> [WHAT IS REQUIRED]:
The answer must be an exact restatement of all the data.
################
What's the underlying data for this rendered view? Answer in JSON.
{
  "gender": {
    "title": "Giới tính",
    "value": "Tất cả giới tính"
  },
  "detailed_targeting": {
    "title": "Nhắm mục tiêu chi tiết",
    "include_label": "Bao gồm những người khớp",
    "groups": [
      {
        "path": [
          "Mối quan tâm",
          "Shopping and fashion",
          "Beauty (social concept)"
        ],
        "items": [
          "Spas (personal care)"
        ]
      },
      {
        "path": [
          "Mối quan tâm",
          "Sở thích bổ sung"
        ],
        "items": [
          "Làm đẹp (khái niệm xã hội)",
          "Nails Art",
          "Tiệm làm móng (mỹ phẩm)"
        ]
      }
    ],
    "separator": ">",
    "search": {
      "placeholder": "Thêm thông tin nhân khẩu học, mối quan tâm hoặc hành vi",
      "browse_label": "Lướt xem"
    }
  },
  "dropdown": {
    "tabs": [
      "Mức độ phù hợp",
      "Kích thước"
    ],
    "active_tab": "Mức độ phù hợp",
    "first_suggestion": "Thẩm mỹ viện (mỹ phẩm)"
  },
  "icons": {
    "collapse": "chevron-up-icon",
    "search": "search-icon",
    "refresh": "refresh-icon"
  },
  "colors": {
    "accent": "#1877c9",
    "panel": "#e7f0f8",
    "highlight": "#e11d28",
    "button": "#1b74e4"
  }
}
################
> [RESPONSE TO THE TASK]:
What's the underlying data for this rendered view? Answer in JSON.
{
  "gender": {
    "title": "Giới tính",
    "value": "Tất cả giới tính"
  },
  "detailed_targeting": {
    "title": "Nhắm mục tiêu chi tiết",
    "include_label": "Bao gồm những người khớp",
    "groups": [
      {
        "path": [
          "Mối quan tâm",
          "Shopping and fashion",
          "Beauty (social concept)"
        ],
        "items": [
          "Spas (personal care)"
        ]
      },
      {
        "path": [
          "Mối quan tâm",
          "Sở thích bổ sung"
        ],
        "items": [
          "Làm đẹp (khái niệm xã hội)",
          "Nails Art",
          "Tiệm làm móng (mỹ phẩm)"
        ]
      }
    ],
    "separator": ">",
    "search": {
      "placeholder": "Thêm thông tin nhân khẩu học, mối quan tâm hoặc hành vi",
      "browse_label": "Lướt xem"
    }
  },
  "dropdown": {
    "tabs": [
      "Mức độ phù hợp",
      "Kích thước"
    ],
    "active_tab": "Mức độ phù hợp",
    "first_suggestion": "Thẩm mỹ viện (mỹ phẩm)"
  },
  "icons": {
    "collapse": "chevron-up-icon",
    "search": "search-icon",
    "refresh": "refresh-icon"
  },
  "colors": {
    "accent": "#1877c9",
    "panel": "#e7f0f8",
    "highlight": "#e11d28",
    "button": "#1b74e4"
  }
}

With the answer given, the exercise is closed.